__Data for analysis__:

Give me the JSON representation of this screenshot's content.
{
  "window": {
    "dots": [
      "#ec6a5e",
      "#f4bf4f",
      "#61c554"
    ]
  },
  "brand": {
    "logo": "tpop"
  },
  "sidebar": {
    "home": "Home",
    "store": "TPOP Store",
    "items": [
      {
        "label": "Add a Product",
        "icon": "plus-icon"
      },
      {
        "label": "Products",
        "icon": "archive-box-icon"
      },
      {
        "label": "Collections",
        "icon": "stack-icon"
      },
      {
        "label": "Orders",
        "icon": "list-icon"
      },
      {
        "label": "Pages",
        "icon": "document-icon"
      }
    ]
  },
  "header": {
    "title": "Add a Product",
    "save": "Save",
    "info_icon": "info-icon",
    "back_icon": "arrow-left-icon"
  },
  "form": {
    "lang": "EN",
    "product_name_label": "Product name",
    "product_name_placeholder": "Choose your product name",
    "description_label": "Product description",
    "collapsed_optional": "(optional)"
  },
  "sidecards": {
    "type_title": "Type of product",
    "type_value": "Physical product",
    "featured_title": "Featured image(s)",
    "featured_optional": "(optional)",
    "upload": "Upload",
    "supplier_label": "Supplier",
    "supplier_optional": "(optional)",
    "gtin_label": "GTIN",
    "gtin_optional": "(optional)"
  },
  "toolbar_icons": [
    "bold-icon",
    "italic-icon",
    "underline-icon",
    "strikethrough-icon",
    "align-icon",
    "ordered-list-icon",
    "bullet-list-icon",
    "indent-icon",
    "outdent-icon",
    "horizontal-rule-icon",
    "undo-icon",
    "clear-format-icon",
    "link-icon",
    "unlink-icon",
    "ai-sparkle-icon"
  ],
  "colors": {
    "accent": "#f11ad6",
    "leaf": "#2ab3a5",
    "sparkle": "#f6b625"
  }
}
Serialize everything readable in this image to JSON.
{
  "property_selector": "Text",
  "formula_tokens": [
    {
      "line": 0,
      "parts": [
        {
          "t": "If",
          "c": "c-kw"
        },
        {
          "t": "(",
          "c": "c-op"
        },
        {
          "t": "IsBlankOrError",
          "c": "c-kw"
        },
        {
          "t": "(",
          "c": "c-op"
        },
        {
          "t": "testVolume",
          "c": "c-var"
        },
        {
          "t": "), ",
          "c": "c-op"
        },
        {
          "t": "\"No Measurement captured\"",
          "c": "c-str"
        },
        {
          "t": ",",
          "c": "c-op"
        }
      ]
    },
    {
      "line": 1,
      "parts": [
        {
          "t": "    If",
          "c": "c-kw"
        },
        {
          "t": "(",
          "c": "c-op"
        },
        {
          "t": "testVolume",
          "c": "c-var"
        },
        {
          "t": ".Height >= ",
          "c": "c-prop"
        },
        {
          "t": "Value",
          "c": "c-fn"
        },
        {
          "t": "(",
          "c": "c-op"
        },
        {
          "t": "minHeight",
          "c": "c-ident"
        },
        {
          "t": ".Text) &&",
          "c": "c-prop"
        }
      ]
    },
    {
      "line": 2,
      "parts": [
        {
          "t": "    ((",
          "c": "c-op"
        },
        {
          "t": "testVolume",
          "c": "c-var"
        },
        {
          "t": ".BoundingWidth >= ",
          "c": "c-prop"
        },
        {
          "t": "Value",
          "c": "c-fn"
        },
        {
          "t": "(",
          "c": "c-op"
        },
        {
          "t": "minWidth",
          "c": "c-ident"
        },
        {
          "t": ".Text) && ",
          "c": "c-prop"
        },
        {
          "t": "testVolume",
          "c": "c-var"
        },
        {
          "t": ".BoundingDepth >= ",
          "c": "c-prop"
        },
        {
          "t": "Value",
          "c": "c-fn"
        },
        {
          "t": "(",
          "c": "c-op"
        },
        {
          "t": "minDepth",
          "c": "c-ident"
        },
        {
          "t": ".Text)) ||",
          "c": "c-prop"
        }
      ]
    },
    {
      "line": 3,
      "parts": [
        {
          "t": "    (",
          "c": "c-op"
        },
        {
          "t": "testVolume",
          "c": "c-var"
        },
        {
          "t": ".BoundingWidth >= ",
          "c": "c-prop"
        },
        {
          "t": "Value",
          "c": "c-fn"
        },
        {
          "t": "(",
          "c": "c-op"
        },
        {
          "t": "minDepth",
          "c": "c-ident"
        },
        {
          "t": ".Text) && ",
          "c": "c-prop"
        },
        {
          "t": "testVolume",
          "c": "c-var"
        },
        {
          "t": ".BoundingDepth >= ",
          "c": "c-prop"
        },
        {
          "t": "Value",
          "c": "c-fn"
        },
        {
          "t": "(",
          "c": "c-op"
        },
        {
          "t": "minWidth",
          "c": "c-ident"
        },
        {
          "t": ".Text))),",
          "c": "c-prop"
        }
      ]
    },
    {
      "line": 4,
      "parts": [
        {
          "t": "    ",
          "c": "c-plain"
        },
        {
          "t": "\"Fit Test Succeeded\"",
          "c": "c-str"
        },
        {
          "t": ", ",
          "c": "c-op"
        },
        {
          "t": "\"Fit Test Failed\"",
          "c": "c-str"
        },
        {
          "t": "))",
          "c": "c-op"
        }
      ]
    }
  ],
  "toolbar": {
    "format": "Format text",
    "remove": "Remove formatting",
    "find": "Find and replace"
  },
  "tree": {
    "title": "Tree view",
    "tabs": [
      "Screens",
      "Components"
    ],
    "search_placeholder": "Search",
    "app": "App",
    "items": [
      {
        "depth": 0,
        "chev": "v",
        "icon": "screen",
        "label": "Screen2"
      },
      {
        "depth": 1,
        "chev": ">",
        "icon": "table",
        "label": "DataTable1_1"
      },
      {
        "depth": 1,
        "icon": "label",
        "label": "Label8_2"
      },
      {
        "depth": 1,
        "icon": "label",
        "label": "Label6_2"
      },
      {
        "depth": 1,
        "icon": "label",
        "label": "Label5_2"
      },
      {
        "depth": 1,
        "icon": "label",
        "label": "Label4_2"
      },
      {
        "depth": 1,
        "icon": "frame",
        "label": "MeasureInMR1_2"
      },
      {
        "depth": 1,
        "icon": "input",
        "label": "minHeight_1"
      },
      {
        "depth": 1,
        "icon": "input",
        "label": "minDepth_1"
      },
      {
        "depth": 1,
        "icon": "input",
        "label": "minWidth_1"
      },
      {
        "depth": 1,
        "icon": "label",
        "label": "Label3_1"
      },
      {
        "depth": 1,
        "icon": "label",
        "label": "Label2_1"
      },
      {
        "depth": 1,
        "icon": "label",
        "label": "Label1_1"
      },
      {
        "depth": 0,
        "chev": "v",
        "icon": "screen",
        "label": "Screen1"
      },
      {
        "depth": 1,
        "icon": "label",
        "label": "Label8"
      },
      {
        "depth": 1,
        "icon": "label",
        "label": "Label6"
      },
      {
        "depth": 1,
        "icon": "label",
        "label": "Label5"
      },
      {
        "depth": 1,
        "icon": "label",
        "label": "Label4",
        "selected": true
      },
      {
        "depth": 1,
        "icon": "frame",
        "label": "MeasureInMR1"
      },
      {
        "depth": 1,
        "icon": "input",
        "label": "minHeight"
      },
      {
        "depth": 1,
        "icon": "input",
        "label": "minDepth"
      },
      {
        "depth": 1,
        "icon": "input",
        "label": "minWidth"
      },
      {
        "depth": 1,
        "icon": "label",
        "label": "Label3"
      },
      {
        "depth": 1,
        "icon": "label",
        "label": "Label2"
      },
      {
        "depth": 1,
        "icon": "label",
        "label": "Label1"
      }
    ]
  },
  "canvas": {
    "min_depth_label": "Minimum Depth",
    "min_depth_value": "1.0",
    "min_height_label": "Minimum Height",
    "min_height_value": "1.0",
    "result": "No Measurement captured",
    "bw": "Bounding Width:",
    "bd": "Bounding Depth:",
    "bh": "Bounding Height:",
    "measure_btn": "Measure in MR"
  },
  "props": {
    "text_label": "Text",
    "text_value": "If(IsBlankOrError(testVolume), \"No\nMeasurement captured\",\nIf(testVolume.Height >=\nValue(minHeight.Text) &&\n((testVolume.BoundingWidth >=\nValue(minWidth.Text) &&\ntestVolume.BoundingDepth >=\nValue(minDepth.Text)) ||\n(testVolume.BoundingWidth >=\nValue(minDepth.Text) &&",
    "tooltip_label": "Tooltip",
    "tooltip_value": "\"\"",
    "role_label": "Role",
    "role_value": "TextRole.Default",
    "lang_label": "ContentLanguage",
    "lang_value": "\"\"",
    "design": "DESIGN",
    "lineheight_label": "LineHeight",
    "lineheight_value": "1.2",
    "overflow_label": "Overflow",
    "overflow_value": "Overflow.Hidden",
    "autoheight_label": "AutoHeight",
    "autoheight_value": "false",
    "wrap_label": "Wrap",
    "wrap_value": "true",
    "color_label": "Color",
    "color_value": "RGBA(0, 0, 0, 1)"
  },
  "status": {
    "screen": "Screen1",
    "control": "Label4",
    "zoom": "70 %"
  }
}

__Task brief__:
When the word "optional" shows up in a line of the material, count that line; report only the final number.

__Answer below__:
4